Alex Liu, Copy Editor

School clubs have been approved to hold in-person meetings under the COVID-19 guidelines put out by Orange County. 

Following success with the reopening of sports for the winter season, the decision was made to allow clubs to start meeting in-person. Since the start of this year, all clubs have been run online through Google Meets. The new change aims to improve participation and interaction for students within these clubs.

Each club will be allowed to make their own decision regarding meetings and start times. 

The switch to in-person clubs will be optional. Students will be allowed to pick what they prefer. If a student wants to stay home, then they can still attend the meeting through a Google Meet. If a student wants to come in a day they aren’t in school, they will need to be sent in by a parent.

According to Assistant Principal Mr. McElroy, “advisors will be taking the temperature of any students who were not scheduled to be in school that particular day.” 

If a student needed to be sent home, they would be monitored until a parent or guardian could come pick them up. There will be no after school bus transportation.

One concern brought up was the start times of clubs for both in-school and remote students.

“If they delayed the start of the club, they could also give time for people to get home and join online as well,” said junior Matthew Ebenhoe. 

Some students would rather have a later start time in favor of having more options.

“Starting around 3 p.m. is a bad idea in general because you are forcing the students to decide between sports and athletics, and that might not give students access to certain opportunities/benefits in either choice,” said senior Charles Liu.

The issue with in-person clubs is that if remote students wanted to go in, they would need time after school to arrive at the school and get checked in. Similarly, in-person students who wanted to attend the club remotely would need time to get on the bus and arrive at home. 

“Students should be provided an equitable experience.  The advisers/officers/members should determine how to ensure this occurs,” said Mr. McElroy.

The social distancing guidelines in place should be enough to keep students safe. 

“The numbers are getting better in the county, many staff members have been vaccinated and the students have missed so much academics, social interactions and physical activity this past year that with the proper precautions we can safely get the kids back in,” said Dr. Sassi, the health services coordinator at Monroe-Woodbury. 

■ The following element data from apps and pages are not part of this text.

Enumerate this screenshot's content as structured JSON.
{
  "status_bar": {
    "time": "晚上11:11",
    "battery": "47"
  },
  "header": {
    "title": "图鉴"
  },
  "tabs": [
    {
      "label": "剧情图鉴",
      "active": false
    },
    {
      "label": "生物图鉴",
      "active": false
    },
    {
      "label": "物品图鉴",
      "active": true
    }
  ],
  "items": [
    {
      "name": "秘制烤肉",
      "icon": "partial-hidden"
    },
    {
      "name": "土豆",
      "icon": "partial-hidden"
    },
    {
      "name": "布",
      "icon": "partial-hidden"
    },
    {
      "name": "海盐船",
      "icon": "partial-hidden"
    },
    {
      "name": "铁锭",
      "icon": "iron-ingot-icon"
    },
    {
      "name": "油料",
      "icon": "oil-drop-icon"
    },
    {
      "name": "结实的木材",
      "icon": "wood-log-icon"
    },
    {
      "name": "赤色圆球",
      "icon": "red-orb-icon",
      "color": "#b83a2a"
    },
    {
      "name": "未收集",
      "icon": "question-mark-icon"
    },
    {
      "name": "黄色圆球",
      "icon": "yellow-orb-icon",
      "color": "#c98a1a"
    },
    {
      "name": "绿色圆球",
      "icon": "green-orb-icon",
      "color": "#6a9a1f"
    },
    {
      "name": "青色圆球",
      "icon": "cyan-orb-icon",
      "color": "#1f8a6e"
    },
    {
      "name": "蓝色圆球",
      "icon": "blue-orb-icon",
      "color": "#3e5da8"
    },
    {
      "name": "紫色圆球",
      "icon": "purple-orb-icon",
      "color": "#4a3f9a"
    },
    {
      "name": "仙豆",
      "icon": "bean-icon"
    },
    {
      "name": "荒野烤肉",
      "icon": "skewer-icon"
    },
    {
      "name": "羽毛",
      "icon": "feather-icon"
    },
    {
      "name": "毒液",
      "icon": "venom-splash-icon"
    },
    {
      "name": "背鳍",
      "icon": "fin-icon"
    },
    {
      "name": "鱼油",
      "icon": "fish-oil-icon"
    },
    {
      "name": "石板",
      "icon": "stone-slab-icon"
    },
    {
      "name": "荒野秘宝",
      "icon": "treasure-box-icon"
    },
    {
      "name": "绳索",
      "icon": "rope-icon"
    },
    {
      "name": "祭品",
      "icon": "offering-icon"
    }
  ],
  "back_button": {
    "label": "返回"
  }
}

Some students feel safe going to school, too.

“I would feel safe going to an in-person club as I don’t fear that I would contract [COVID-19] during school. I would think that masks are generally enough to severely hinder, if not prevent, transmission of the virus in a sanitary, ventilated environment,” said Liu.

Currently, the spring musical is also scheduled to move ahead with small in-person groups.

“We are committed to the safety of our students and staff, so we will be following all safety guidelines and district protocols for in-person meetings. I have been taking very special care with our schedule, trying to limit the in-person interaction of students in different cohorts until it is absolutely necessary,” said Ms. Pacht, the director of the high school musical production. “I think everyone (students and staff) are very excited to be creating theater again, although it looks a little different this year.”

The school musical, “Working: a musical” will be streamed on June 4 and 5 for friends and family to watch.